Tallur L N

Esophageal Reflex 2006
Burnt wood and silver
200cm x 160cm x 90cm

Tallur L N

Born 1971, Tallur, India
Lives and works in India and South Korea

My work is about the absurdities in our daily life. Mankind has developed a skill to conveniently conceptualise these absurdities as if they are an inevitable part of out existence. L N Tallur 1



Until December 1999, Tallur had never been outside India. He refers to his life before 1999 as a ‘period of imaginary knowledge’, based largely upon reading art history books or looking at reproductions in books and magazines in an attempt to imagine the reality of contemporary art and the art world. He would see scenes of New York in Hollywood movies or glossy photographs but, as he says, ‘After my first visit to New York, I was stunned’. He refers to this phase of his development as ‘a period of tourist imaginary knowledge’. Tallur is from rural India, an altogether different environment from its urban counterpart in terms of its culture, economy and geography etc. and he considers the hand made quality of village utensils for example, rather than manufacturing, an important influence on the way in which he fashions his sculpture. Tallur uses this distinction deliberately as part of his visual language encapsulated in his sculpture and installations that contain many references to traditional Indian symbols. Part of his practice has been to translate this symbolic order into a contemporary language that speaks about the depth and diversity of traditional Indian life. He describes the process as follows, “I play the role of a curator in my works – bringing in the context for a discourse - and personally, I enjoy absurdity a lot.” The carved blackened form of a baby elephant in Tallur’s sculpture Esophageal Reflex (on show in Passage to India) refers to the passage down which food moves from throat to stomach. A tiny patch of defecation, cast in silver, lies on the floor. The symbol of the Elephant goes back to ancient Indian mythology, to the gods and demons.
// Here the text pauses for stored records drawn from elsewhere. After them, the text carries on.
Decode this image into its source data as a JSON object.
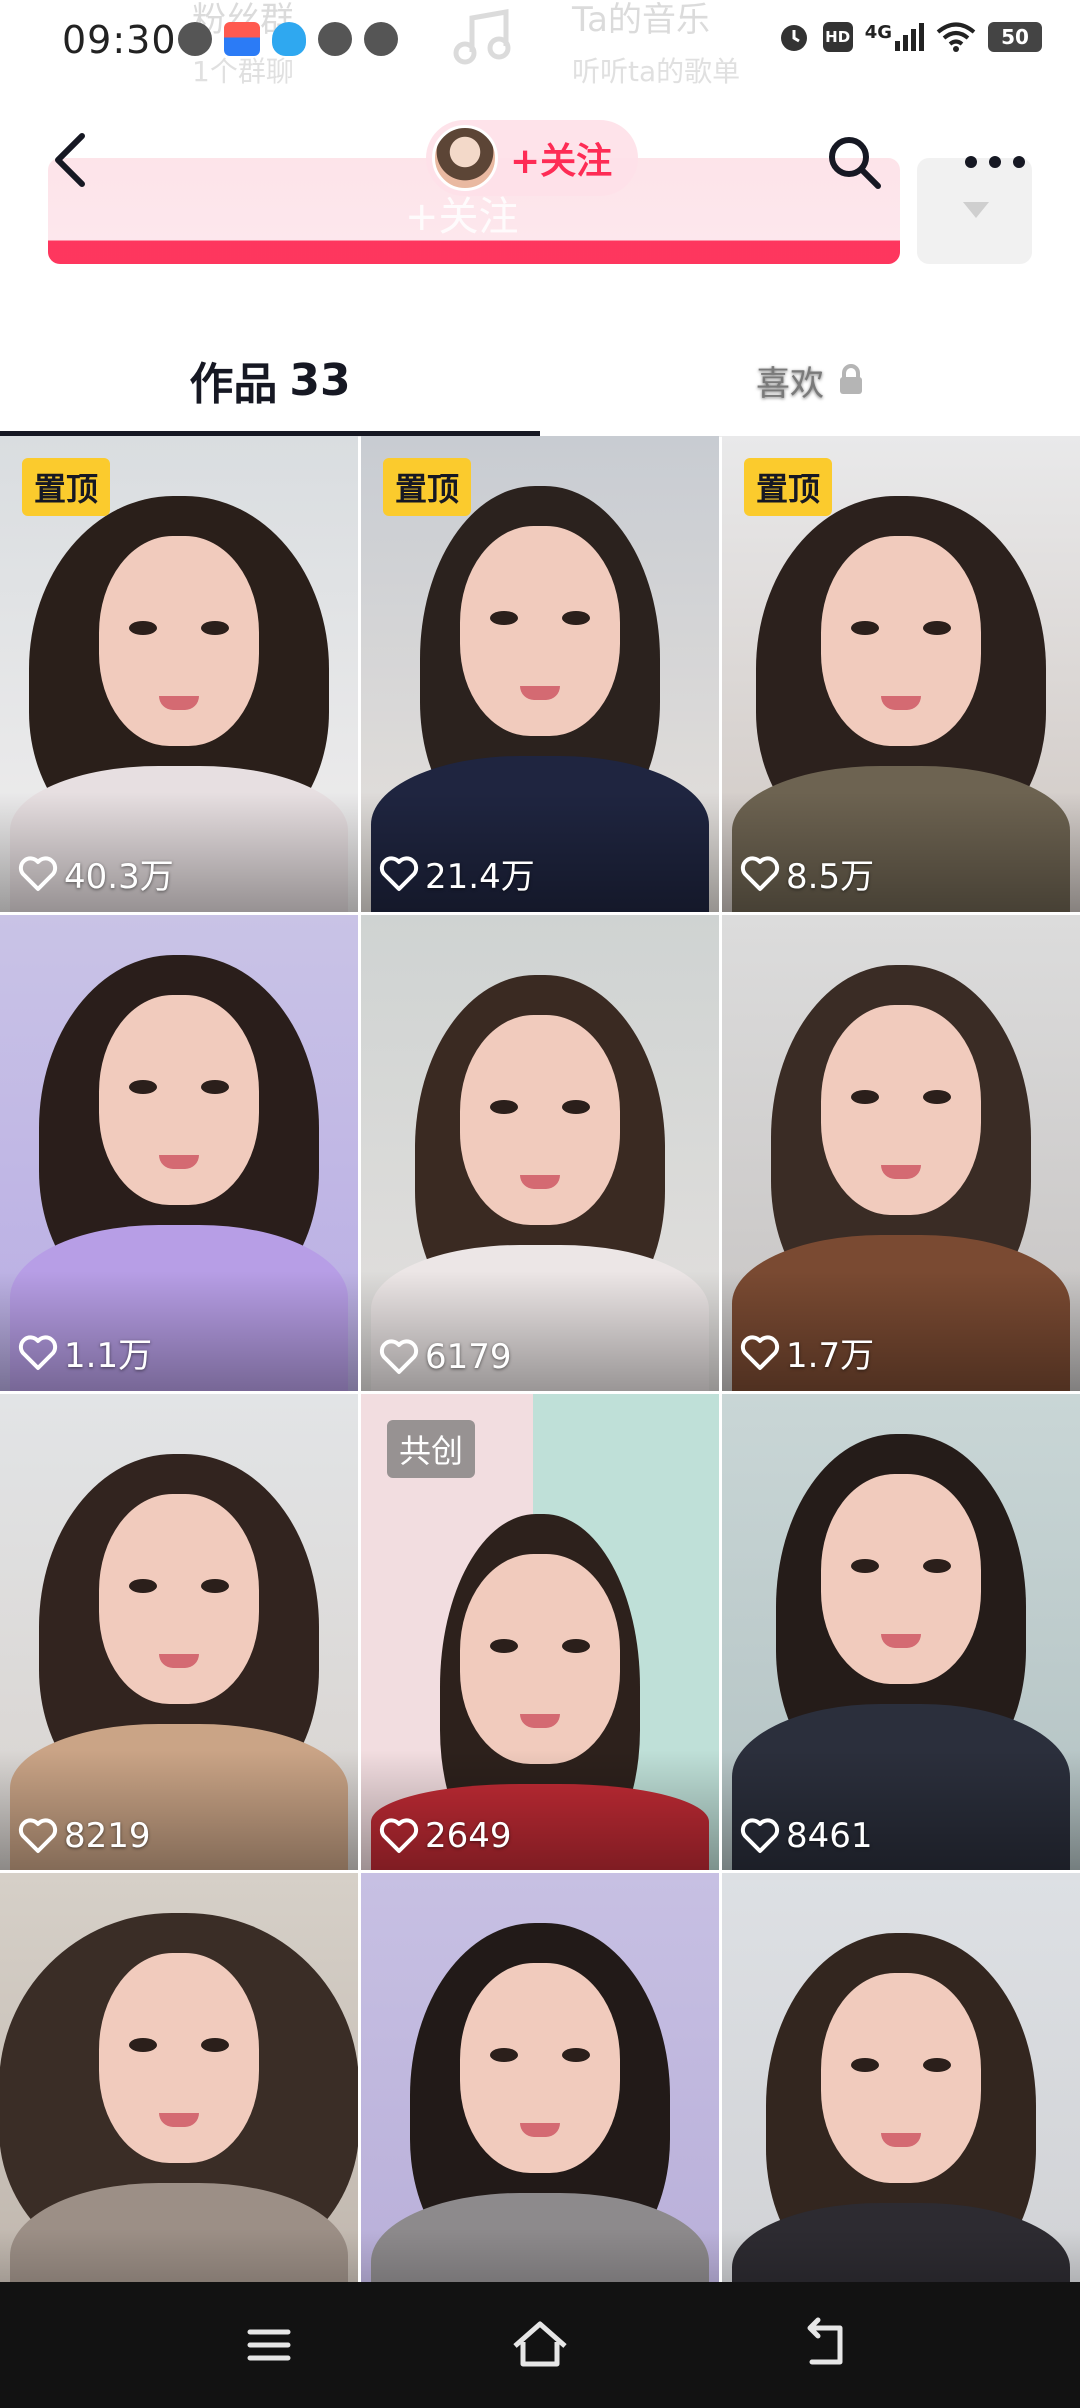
{
  "status_bar": {
    "time": "09:30",
    "network": "4G",
    "hd": "HD",
    "battery": "50"
  },
  "background_header": {
    "fans_group_title": "粉丝群",
    "fans_group_sub": "1个群聊",
    "music_title": "Ta的音乐",
    "music_sub": "听听ta的歌单",
    "follow_button": "+关注"
  },
  "nav": {
    "follow_label": "+关注"
  },
  "tabs": {
    "works_label": "作品",
    "works_count": "33",
    "likes_label": "喜欢"
  },
  "badges": {
    "pinned": "置顶",
    "collab": "共创"
  },
  "videos": [
    {
      "likes": "40.3万",
      "pinned": true,
      "collab": false
    },
    {
      "likes": "21.4万",
      "pinned": true,
      "collab": false
    },
    {
      "likes": "8.5万",
      "pinned": true,
      "collab": false
    },
    {
      "likes": "1.1万",
      "pinned": false,
      "collab": false
    },
    {
      "likes": "6179",
      "pinned": false,
      "collab": false
    },
    {
      "likes": "1.7万",
      "pinned": false,
      "collab": false
    },
    {
      "likes": "8219",
      "pinned": false,
      "collab": false
    },
    {
      "likes": "2649",
      "pinned": false,
      "collab": true
    },
    {
      "likes": "8461",
      "pinned": false,
      "collab": false
    },
    {
      "likes": "",
      "pinned": false,
      "collab": false
    },
    {
      "likes": "",
      "pinned": false,
      "collab": false
    },
    {
      "likes": "",
      "pinned": false,
      "collab": false
    }
  ],
  "colors": {
    "accent": "#fe2c55",
    "pin_badge": "#fbcb2d",
    "text_primary": "#161823",
    "text_secondary": "#7a7a7a"
  }
}
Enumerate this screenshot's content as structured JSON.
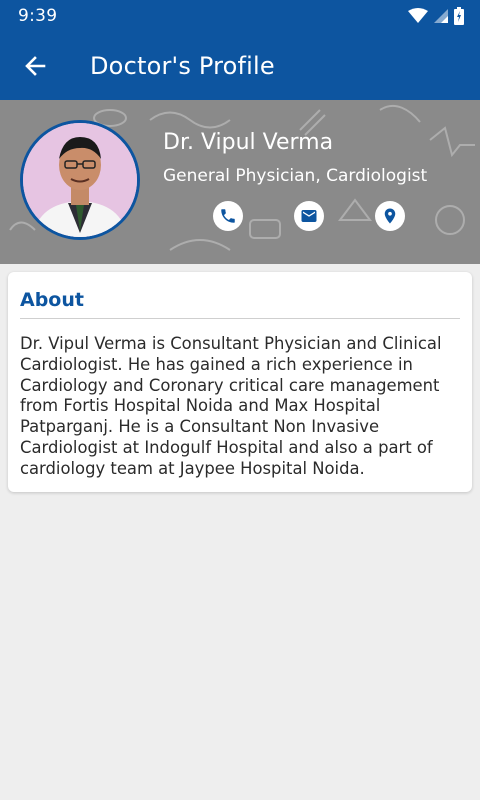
{
  "status_bar": {
    "time": "9:39",
    "icons": [
      "wifi-icon",
      "signal-icon",
      "battery-icon"
    ]
  },
  "app_bar": {
    "title": "Doctor's Profile",
    "back_icon": "arrow-left-icon"
  },
  "doctor": {
    "name": "Dr. Vipul Verma",
    "specialty": "General Physician, Cardiologist",
    "actions": [
      "phone-icon",
      "email-icon",
      "location-icon"
    ]
  },
  "about": {
    "heading": "About",
    "text": "Dr. Vipul Verma is Consultant Physician and Clinical Cardiologist. He has gained a rich experience in Cardiology and Coronary critical care management from Fortis Hospital Noida and Max Hospital Patparganj. He is a Consultant Non Invasive Cardiologist at Indogulf Hospital and also a part of cardiology team at Jaypee Hospital Noida."
  },
  "colors": {
    "primary": "#0d55a0",
    "background": "#eeeeee",
    "banner": "#8a8a8a"
  }
}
The elephant is considered absolutely precious, something to be preserved and protected. Tallur shows the elephant at a moment of vulnerability nevertheless revealing the precious substance of its being.